*What is expected:*
Return all lines of the data in which the string "Opportunity" occurs.

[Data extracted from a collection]
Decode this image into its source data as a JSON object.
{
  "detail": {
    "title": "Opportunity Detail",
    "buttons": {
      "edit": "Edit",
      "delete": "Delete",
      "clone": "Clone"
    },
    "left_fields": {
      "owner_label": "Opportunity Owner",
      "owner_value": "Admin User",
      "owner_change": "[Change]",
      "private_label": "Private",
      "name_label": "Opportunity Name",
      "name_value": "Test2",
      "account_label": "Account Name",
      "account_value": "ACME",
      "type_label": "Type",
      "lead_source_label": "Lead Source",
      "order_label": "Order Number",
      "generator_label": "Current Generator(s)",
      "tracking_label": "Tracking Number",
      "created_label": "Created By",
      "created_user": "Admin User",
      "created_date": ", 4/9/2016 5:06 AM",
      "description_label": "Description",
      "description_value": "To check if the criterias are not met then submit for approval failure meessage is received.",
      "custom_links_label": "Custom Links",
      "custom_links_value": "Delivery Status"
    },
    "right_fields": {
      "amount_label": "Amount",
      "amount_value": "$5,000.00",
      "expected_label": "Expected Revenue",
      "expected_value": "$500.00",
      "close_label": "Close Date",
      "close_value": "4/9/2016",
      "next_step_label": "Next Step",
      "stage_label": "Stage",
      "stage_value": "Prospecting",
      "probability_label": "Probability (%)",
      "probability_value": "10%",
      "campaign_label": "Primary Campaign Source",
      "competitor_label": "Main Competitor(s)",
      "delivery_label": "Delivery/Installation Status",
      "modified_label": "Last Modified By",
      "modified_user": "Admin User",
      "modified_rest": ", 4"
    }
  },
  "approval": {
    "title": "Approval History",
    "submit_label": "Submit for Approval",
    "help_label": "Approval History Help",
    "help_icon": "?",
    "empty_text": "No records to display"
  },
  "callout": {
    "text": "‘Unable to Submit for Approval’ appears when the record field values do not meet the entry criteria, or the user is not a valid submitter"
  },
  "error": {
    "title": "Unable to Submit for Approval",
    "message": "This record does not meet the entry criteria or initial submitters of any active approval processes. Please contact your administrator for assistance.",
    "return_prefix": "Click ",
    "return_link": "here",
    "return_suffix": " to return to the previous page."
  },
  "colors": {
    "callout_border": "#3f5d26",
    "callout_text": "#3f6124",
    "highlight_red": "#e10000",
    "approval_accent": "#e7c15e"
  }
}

*Expected answer:*
    "title": "Opportunity Detail",
      "owner_label": "Opportunity Owner",
      "name_label": "Opportunity Name",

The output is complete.